By Nick Shepkowski-
(CBS) It wasn’t supposed to be this way. The Bears had extended the contract of their franchise quarterback, added seemingly capable bodies on the weak defensive line and undoubtedly closed the talent gap between themselves and the Green Bay Packers. Heck, the team was coming off of an 8-8 season that saw their franchise quarterback sidelined for parts of six contests.
But in case you’ve been living under a rock, 2014 hasn’t exactly gone according to plan in Chicago.
The Bears are 3-5 and unless Aaron Rodgers again breaks his collarbone, they figure to be be 3-6 by 10:30 p.m. or so Sunday. After that, two dates with the first-place Lions are still to come, as are contests against the Cowboys and Saints. The safe bet would be that it gets worse before it gets any better. With a horrendous record — say 6-10 — plenty will call for coach Marc Trestman to lose his job. Heck, plenty already have.
But how much can we take away from a coach’s first two seasons with a head NFL job?
That’s if winning a Super Bowl is your goal, like Bears management claims it to be. Even if it means just getting to the big game, the Bears are in awful shape.
The last 14 Super Bowls have featured 21 different head coaches. Of those, Bill Belichick has gone five times, while Mike Tomlin, John Fox and Tom Coughlin have all gone twice. What do all 21 of these coaches have in common?
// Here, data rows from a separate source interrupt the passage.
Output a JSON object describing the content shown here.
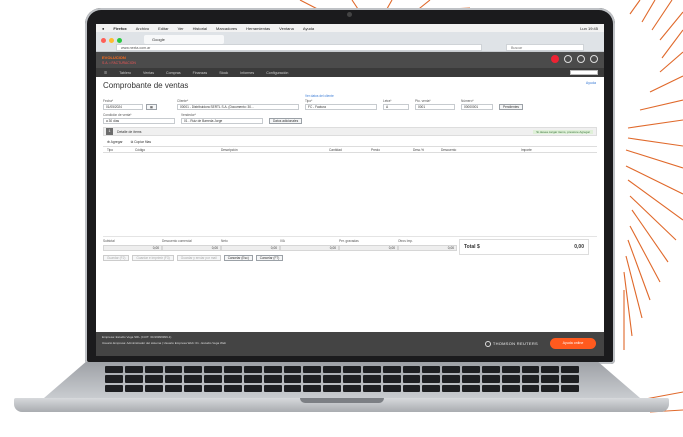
{
  "colors": {
    "accent": "#ff5a1e",
    "menubar": "#f2f2f2",
    "appbar": "#4b4b4b",
    "deco": "#e0692b"
  },
  "menubar": {
    "items": [
      "Firefox",
      "Archivo",
      "Editar",
      "Ver",
      "Historial",
      "Marcadores",
      "Herramientas",
      "Ventana",
      "Ayuda"
    ],
    "clock": "Lun 19:45"
  },
  "browser": {
    "tab": "Google",
    "address": "www.nexta.com.ar",
    "search": "Buscar"
  },
  "app": {
    "brand": "EVOLUCION",
    "subbrand": "S.A. • FACTURACION",
    "tools": [
      "bell-icon",
      "help-icon",
      "user-icon",
      "settings-icon"
    ]
  },
  "subnav": [
    "Tablero",
    "Ventas",
    "Compras",
    "Finanzas",
    "Stock",
    "Informes",
    "Configuración"
  ],
  "page": {
    "title": "Comprobante de ventas",
    "help": "Ayuda"
  },
  "form": {
    "fecha_label": "Fecha*",
    "fecha": "01/05/2024",
    "cliente_label": "Cliente*",
    "cliente": "00001 - Distribuidora SERTL S.A. (Documento: 30...",
    "ver_datos": "Ver datos del cliente",
    "tipo_label": "Tipo*",
    "tipo": "FC - Factura",
    "letra_label": "Letra*",
    "letra": "A",
    "pto_label": "Pto. venta*",
    "pto": "0001",
    "numero_label": "Número*",
    "numero": "00000001",
    "pendientes": "Pendientes",
    "condicion_label": "Condición de venta*",
    "condicion": "a 30 días",
    "vendedor_label": "Vendedor*",
    "vendedor": "01 - Ruiz de Barreda Jorge",
    "otros": "Datos adicionales"
  },
  "band": {
    "num": "1",
    "label": "Detalle de ítems",
    "note": "Si desea cargar ítems, presione Agregar"
  },
  "actions": {
    "agregar": "Agregar",
    "copiar": "Copiar filas"
  },
  "table": {
    "headers": [
      "Tipo",
      "Código",
      "Descripción",
      "Cantidad",
      "Precio",
      "Desc.%",
      "Descuento",
      "Importe"
    ]
  },
  "totals": {
    "labels": [
      "Subtotal",
      "Descuento comercial",
      "Neto",
      "IVA",
      "Per. gravadas",
      "Otros Imp."
    ],
    "values": [
      "0,00",
      "0,00",
      "0,00",
      "0,00",
      "0,00",
      "0,00"
    ],
    "total_label": "Total $",
    "total_value": "0,00"
  },
  "buttons": [
    "Guardar (F2)",
    "Guardar e imprimir (F3)",
    "Guardar y enviar por mail",
    "Cancelar (Esc)",
    "Cancelar (F7)"
  ],
  "footer": {
    "line1": "Empresa: Estudio Vega SRL (CUIT: 30-99999999-1)",
    "line2": "Usuario Empresa: Administrador del sistema | Usuario Empresa Web: 01 - Estudio Vega Web",
    "brand": "THOMSON REUTERS",
    "help": "Ayuda online"
  }
}
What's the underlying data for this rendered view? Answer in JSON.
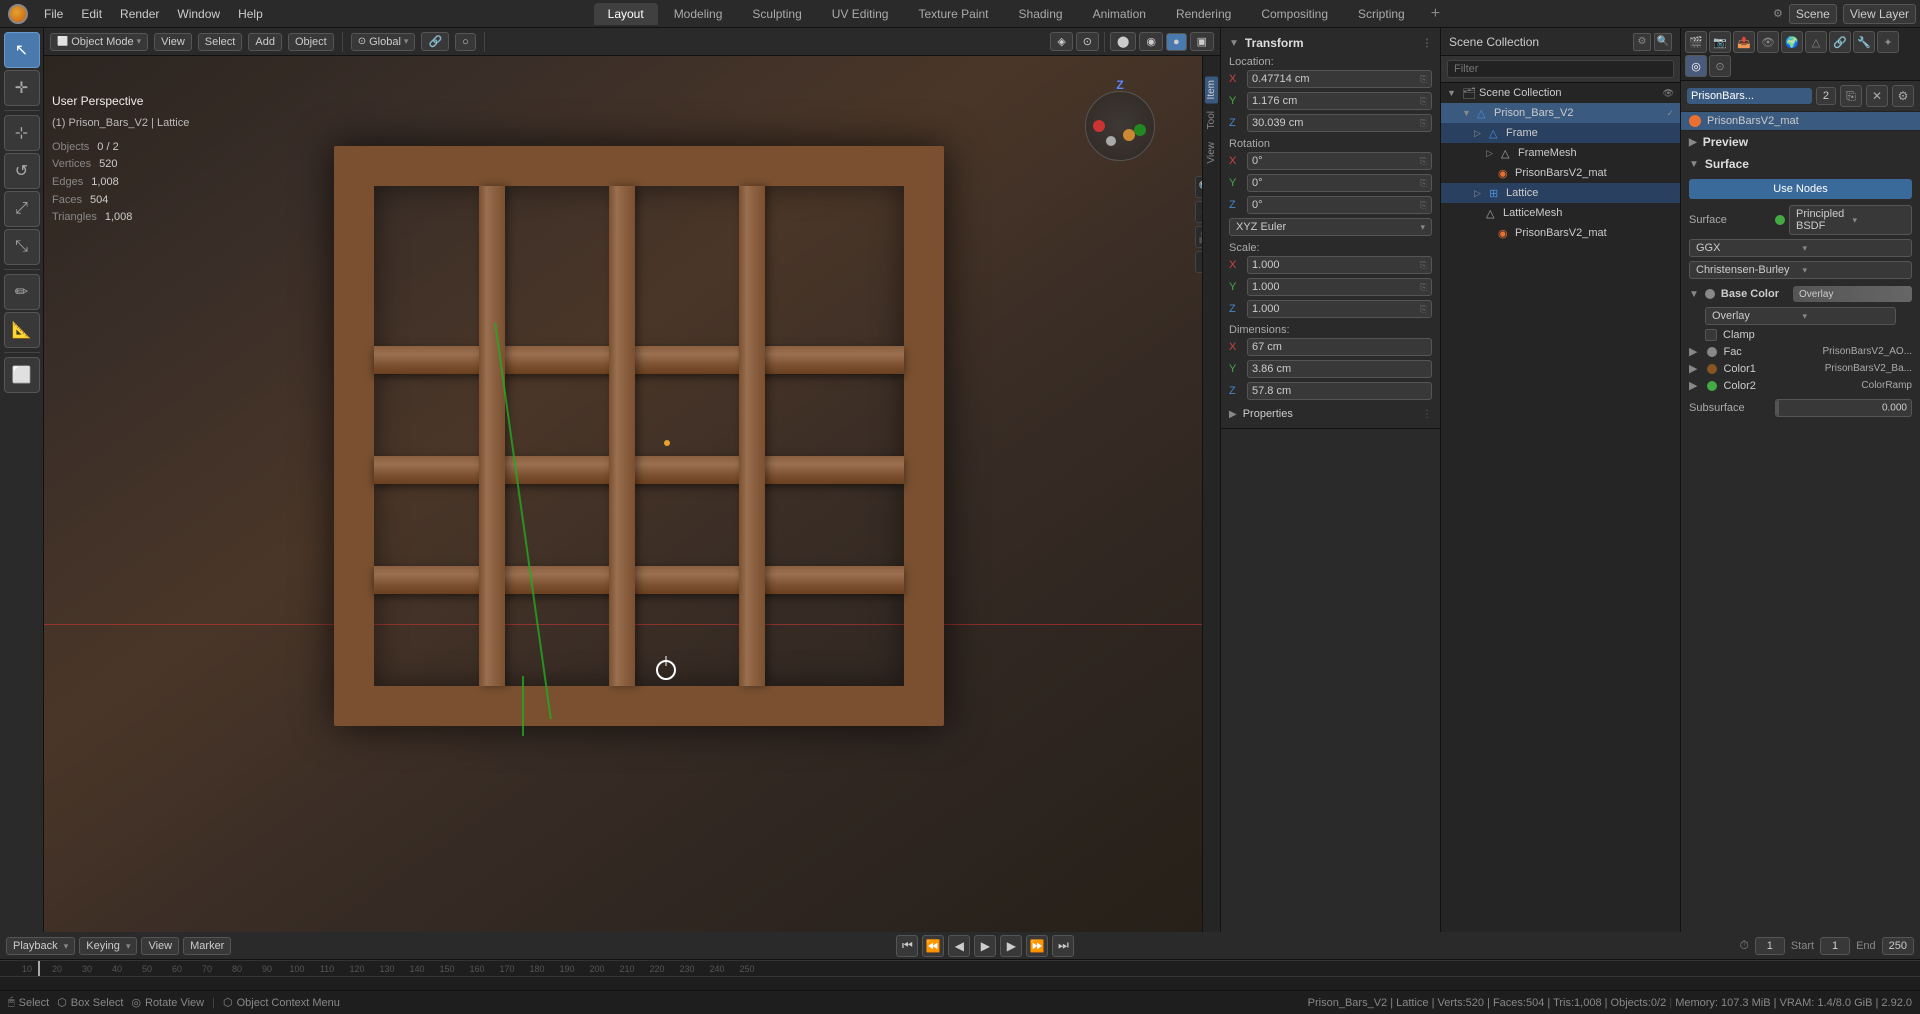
{
  "app": {
    "title": "Blender",
    "logo": "⬡"
  },
  "top_menu": {
    "items": [
      "Blender",
      "File",
      "Edit",
      "Render",
      "Window",
      "Help"
    ],
    "logo": "◉"
  },
  "workspace_tabs": [
    {
      "id": "layout",
      "label": "Layout",
      "active": true
    },
    {
      "id": "modeling",
      "label": "Modeling"
    },
    {
      "id": "sculpting",
      "label": "Sculpting"
    },
    {
      "id": "uv_editing",
      "label": "UV Editing"
    },
    {
      "id": "texture_paint",
      "label": "Texture Paint"
    },
    {
      "id": "shading",
      "label": "Shading"
    },
    {
      "id": "animation",
      "label": "Animation"
    },
    {
      "id": "rendering",
      "label": "Rendering"
    },
    {
      "id": "compositing",
      "label": "Compositing"
    },
    {
      "id": "scripting",
      "label": "Scripting"
    },
    {
      "id": "add",
      "label": "+"
    }
  ],
  "header_right": {
    "options": "Options",
    "scene": "Scene",
    "view_layer": "View Layer"
  },
  "viewport_header": {
    "mode": "Object Mode",
    "view": "View",
    "select": "Select",
    "add": "Add",
    "object": "Object",
    "pivot": "Global",
    "snap": "⊙",
    "proportional": "○"
  },
  "viewport_info": {
    "title": "User Perspective",
    "subtitle": "(1) Prison_Bars_V2 | Lattice",
    "objects_label": "Objects",
    "objects_value": "0 / 2",
    "vertices_label": "Vertices",
    "vertices_value": "520",
    "edges_label": "Edges",
    "edges_value": "1,008",
    "faces_label": "Faces",
    "faces_value": "504",
    "triangles_label": "Triangles",
    "triangles_value": "1,008"
  },
  "transform": {
    "title": "Transform",
    "location": {
      "label": "Location:",
      "x_label": "X",
      "x_value": "0.47714 cm",
      "y_label": "Y",
      "y_value": "1.176 cm",
      "z_label": "Z",
      "z_value": "30.039 cm"
    },
    "rotation": {
      "label": "Rotation",
      "x_label": "X",
      "x_value": "0°",
      "y_label": "Y",
      "y_value": "0°",
      "z_label": "Z",
      "z_value": "0°",
      "euler": "XYZ Euler"
    },
    "scale": {
      "label": "Scale:",
      "x_label": "X",
      "x_value": "1.000",
      "y_label": "Y",
      "y_value": "1.000",
      "z_label": "Z",
      "z_value": "1.000"
    },
    "dimensions": {
      "label": "Dimensions:",
      "x_label": "X",
      "x_value": "67 cm",
      "y_label": "Y",
      "y_value": "3.86 cm",
      "z_label": "Z",
      "z_value": "57.8 cm"
    },
    "properties": "Properties"
  },
  "outliner": {
    "title": "Scene Collection",
    "items": [
      {
        "id": "prison_bars_v2",
        "label": "Prison_Bars_V2",
        "icon": "▼",
        "indent": 0,
        "selected": true,
        "type": "object"
      },
      {
        "id": "frame",
        "label": "Frame",
        "icon": "▷",
        "indent": 1,
        "type": "mesh"
      },
      {
        "id": "framemesh",
        "label": "FrameMesh",
        "icon": "▷",
        "indent": 2,
        "type": "mesh"
      },
      {
        "id": "prisonbarsv2_mat_1",
        "label": "PrisonBarsV2_mat",
        "icon": "",
        "indent": 3,
        "type": "material"
      },
      {
        "id": "lattice",
        "label": "Lattice",
        "icon": "▷",
        "indent": 1,
        "type": "lattice"
      },
      {
        "id": "latticemesh",
        "label": "LatticeMesh",
        "icon": "",
        "indent": 2,
        "type": "mesh"
      },
      {
        "id": "prisonbarsv2_mat_2",
        "label": "PrisonBarsV2_mat",
        "icon": "",
        "indent": 3,
        "type": "material"
      }
    ]
  },
  "material_panel": {
    "object_name": "PrisonBars...",
    "material_slot": "2",
    "material_name": "PrisonBarsV2_mat",
    "preview_label": "Preview",
    "surface_label": "Surface",
    "use_nodes_btn": "Use Nodes",
    "surface_type_label": "Surface",
    "surface_type": "Principled BSDF",
    "distribution_label": "",
    "distribution": "GGX",
    "subsurface_method": "Christensen-Burley",
    "base_color_label": "Base Color",
    "base_color_value": "Overlay",
    "base_color_overlay": "Overlay",
    "clamp_label": "Clamp",
    "channels": [
      {
        "id": "fac",
        "label": "Fac",
        "color": "#888888",
        "value": "PrisonBarsV2_AO...",
        "dot_color": "#888"
      },
      {
        "id": "color1",
        "label": "Color1",
        "color": "#885522",
        "value": "PrisonBarsV2_Ba...",
        "dot_color": "#885522"
      },
      {
        "id": "color2",
        "label": "Color2",
        "color": "#44aa44",
        "value": "ColorRamp",
        "dot_color": "#44aa44"
      }
    ],
    "subsurface_label": "Subsurface",
    "subsurface_value": "0.000"
  },
  "timeline": {
    "playback_label": "Playback",
    "keying_label": "Keying",
    "view_label": "View",
    "marker_label": "Marker",
    "start": "1",
    "end": "250",
    "start_label": "Start",
    "end_label": "End",
    "frame_current": "1",
    "marks": [
      "10",
      "20",
      "30",
      "40",
      "50",
      "60",
      "70",
      "80",
      "90",
      "100",
      "110",
      "120",
      "130",
      "140",
      "150",
      "160",
      "170",
      "180",
      "190",
      "200",
      "210",
      "220",
      "230",
      "240",
      "250"
    ]
  },
  "status_bar": {
    "select": "Select",
    "box_select": "Box Select",
    "rotate_view": "Rotate View",
    "object_context": "Object Context Menu",
    "object_info": "Prison_Bars_V2 | Lattice | Verts:520 | Faces:504 | Tris:1,008 | Objects:0/2",
    "memory": "Memory: 107.3 MiB | VRAM: 1.4/8.0 GiB | 2.92.0"
  },
  "left_toolbar": {
    "tools": [
      {
        "id": "select",
        "icon": "↖",
        "active": true
      },
      {
        "id": "cursor",
        "icon": "✛"
      },
      {
        "id": "move",
        "icon": "✛"
      },
      {
        "id": "rotate",
        "icon": "↺"
      },
      {
        "id": "scale",
        "icon": "⤢"
      },
      {
        "id": "transform",
        "icon": "⤡"
      },
      {
        "id": "annotate",
        "icon": "✏"
      },
      {
        "id": "measure",
        "icon": "📏"
      },
      {
        "id": "cube_add",
        "icon": "⬜"
      }
    ]
  },
  "colors": {
    "accent_blue": "#4a7aad",
    "bg_dark": "#1e1e1e",
    "bg_panel": "#2a2a2a",
    "bg_header": "#252525",
    "border": "#333",
    "text_main": "#cccccc",
    "text_muted": "#888888",
    "x_axis": "#cc4444",
    "y_axis": "#44aa44",
    "z_axis": "#4488cc"
  }
}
All 21 led their teams to the playoffs at least once in their first two years.
Some inherited great situations, like Jon Gruden with Tampa Bay and Bill Callahan in Oakland, when both first-year coaches reached Super Bowl XXXVII. Jim Caldwell also took the Colts to Super Bowl XLIV his first season in charge.
Others had strong opening campaigns despite not quite getting to the big game.
John Harbaugh in Baltimore and Jim Harbaugh in San Francisco both reached the conference championship game in their first seasons, as did Sean Payton his first year in New Orleans. Pete Carroll’s 7-9 record was nothing remarkable in his first year, but a win in Week 17 — something Marc Trestman couldn’t lock down in 2013 — sent his Seahawks to the postseason, where they went on to even win a game.
Eventual Super Bowl champion coaches Mike Tomlin, Tony Dungy and Bill Cowher also guided their teams to the playoffs in the first year, despite not advancing in the playoffs. Jim Fassel also had a quick initial turnaround with the Giants, going 10-5-1 before a first-round exit his first year.
John Fox guided the 2011 Broncos, a team quarterbacked by Tim Tebow, to a playoff victory in in the wild-card round in his first year in Denver, after it took him just two years to get to the postseason (and within seconds of reaching overtime in Super Bowl XXXVIII) with Carolina.
Others’ success didn’t come quite as fast, but by the second year the turnaround was obvious.
Bill Belichick, that guy who gets as much credit for the Patriots dynasty as Tom Brady, was just 5-11 his first season in New England. He followed it up with a Super Bowl champion the following season.
Bears fans likely recall the tough times of Lovie Smith’s first fall in Chicago, a 5-11 campaign in 2004. Smith had the Bears hosting a divisional playoff game (which they lost) in the next year. Andy Reid also lost in the divisional round his second year in Philadelphia after a 5-11 opening campaign. In Arizona, Ken Whisenhunt started slow at 8-8 in his first year, then followed it with a Super Bowl appearance.
Tom Coughlin, who had previously guided the Jaguars to the AFC Championship game in their second year of existence, also guided the Giants to the postseason in his second year in charge. Mike Holmgren twice went 9-7 his first year as a head coach and twice missed the playoffs, once in Green Bay and once in Seattle. He wound up making the playoffs at both stops in year two and eventually led both to Super Bowl appearances (winning one in Green Bay).
Mike Martz won 10 games in his first year with the Rams but failed to make the playoffs, something he did his second year in St. Louis, guiding it to a Super Bowl XXXVI appearance. Brian Billick guided one of the league’s greatest all-time defenses in the 2000 Ravens to a Super Bowl in his second year at the helm.
And finally, because it’s Bears-Packers week, why not look at what happened the last time Green Bay hired a head coach?
In 2006, Mike McCarthy’s Packers went the same 8-8 that Trestman went in his first year in charge and watched the playoffs from his couch.
A year later, he didn’t start the year at 3-5, however. McCarthy and the 2007 Packers instead went 13-3 and hosted the NFC Championship game.
Is it possible for Trestman to still be successful as a Bears coach? Sure.
Dick Vermeil won Super Bowl XXXIV in his third year with the Rams despite going just 9-23 in his first two seasons combined.
But that was 15 years ago — technically last century. It’s a different game now.
Based on what has happened since and on the near-nothing that Trestman’s done with a talent-loaded roster this year, history gives me no choice but to think it won’t be this coach who turns around this Bears team.